[Start of Attachment]
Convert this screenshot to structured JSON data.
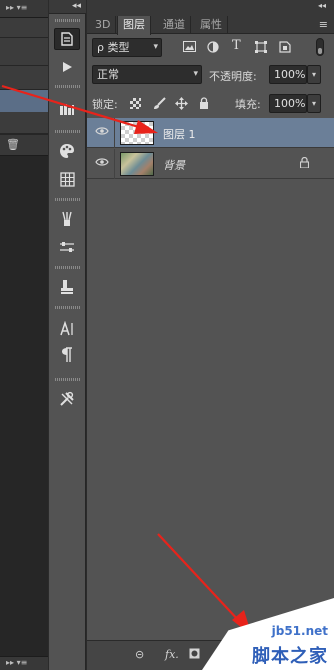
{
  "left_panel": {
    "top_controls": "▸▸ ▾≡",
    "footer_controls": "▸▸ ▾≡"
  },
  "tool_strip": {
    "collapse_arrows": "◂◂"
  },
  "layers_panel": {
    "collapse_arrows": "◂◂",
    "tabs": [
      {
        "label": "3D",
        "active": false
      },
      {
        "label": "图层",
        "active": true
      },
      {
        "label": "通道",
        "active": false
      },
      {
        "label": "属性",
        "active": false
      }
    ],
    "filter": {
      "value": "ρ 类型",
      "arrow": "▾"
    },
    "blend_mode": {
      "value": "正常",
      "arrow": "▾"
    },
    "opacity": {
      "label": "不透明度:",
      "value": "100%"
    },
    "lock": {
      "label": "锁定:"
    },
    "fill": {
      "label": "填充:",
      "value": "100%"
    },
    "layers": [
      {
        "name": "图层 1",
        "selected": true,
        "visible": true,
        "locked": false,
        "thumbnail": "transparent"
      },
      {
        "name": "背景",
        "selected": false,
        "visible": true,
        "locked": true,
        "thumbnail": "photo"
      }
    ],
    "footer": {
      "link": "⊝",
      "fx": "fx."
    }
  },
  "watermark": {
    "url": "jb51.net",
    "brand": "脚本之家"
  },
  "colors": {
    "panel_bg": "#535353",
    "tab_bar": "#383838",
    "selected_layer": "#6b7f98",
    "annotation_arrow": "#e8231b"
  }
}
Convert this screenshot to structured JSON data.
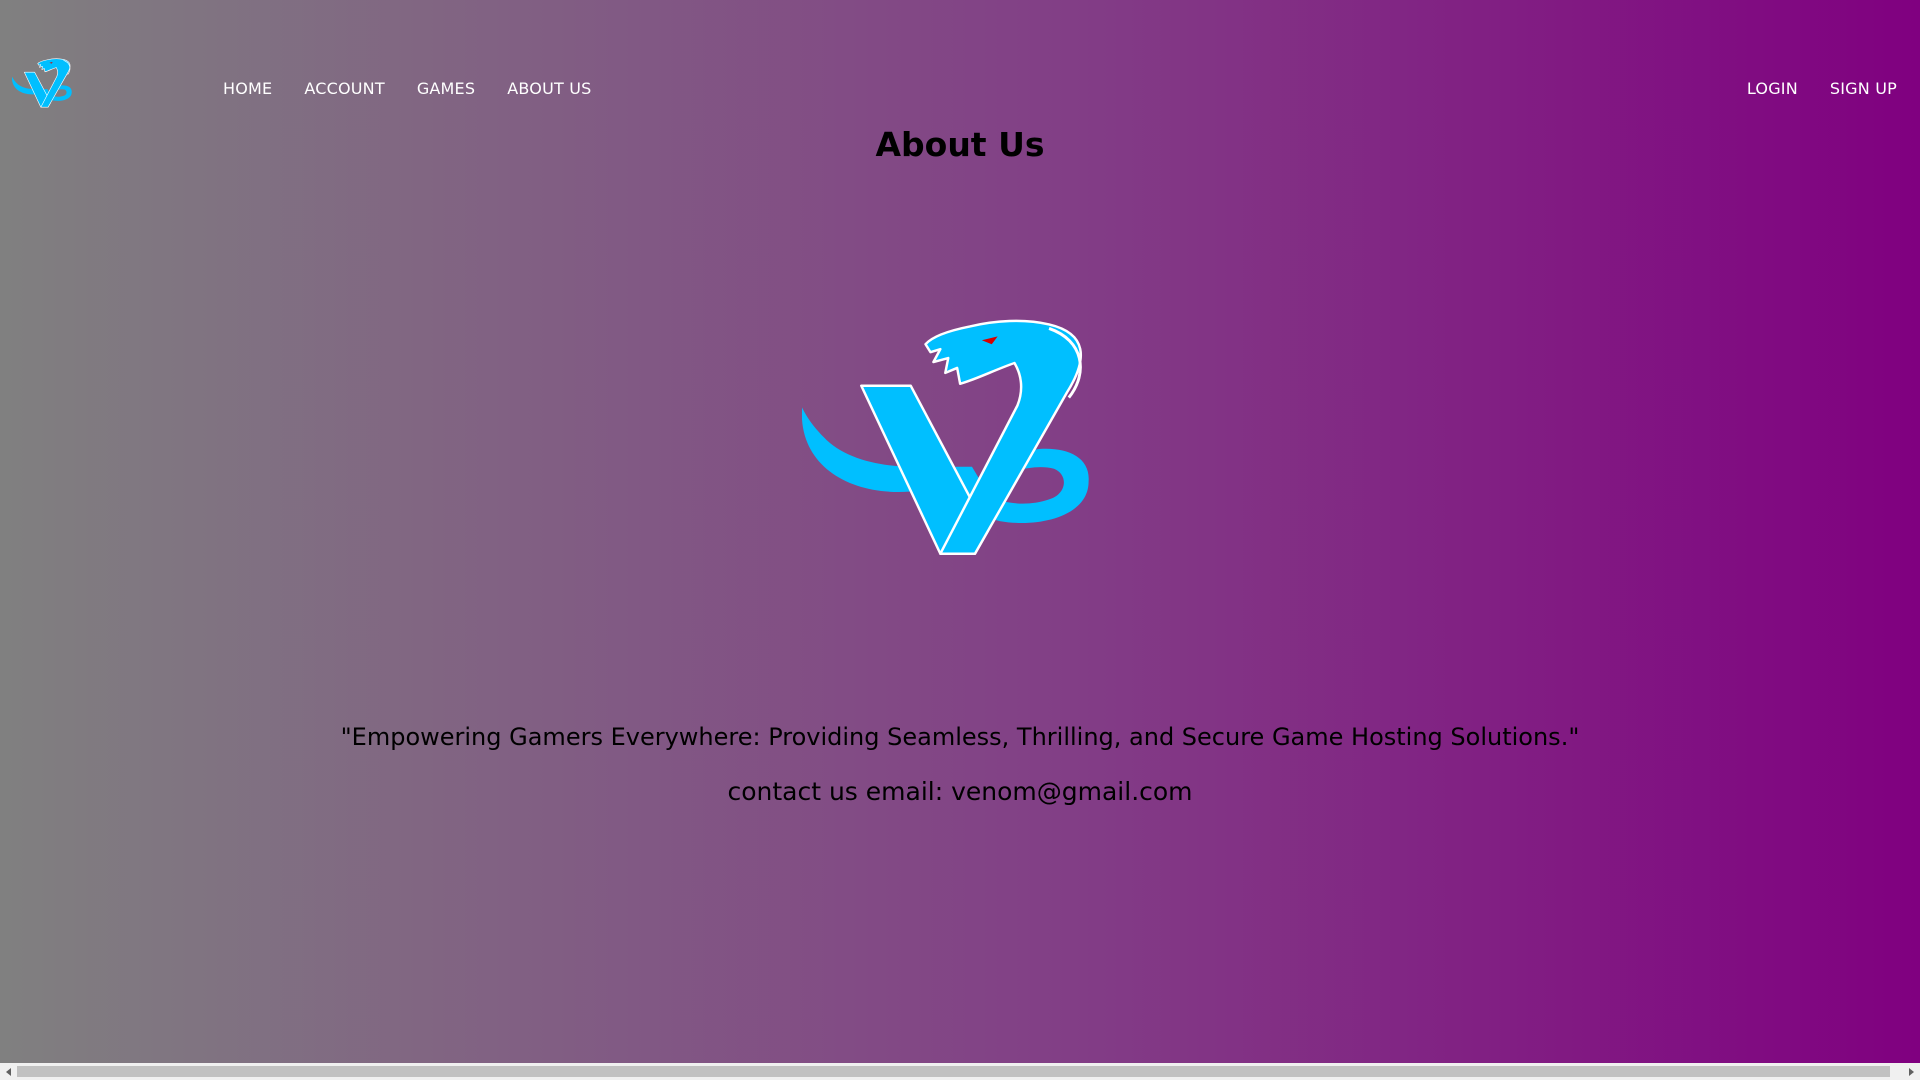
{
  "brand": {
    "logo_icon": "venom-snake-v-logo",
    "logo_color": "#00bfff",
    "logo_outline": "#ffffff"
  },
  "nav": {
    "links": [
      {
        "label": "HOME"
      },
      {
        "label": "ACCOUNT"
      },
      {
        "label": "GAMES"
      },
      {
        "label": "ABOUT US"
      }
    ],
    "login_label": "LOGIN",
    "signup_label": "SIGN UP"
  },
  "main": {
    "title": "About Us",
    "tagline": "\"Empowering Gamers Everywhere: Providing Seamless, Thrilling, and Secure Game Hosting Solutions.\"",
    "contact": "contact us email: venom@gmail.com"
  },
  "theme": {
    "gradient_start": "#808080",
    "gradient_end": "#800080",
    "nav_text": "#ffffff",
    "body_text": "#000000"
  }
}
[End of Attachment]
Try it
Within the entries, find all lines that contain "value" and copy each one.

Result
      "value": "ρ 类型",
      "value": "正常",
      "value": "100%"
      "value": "100%"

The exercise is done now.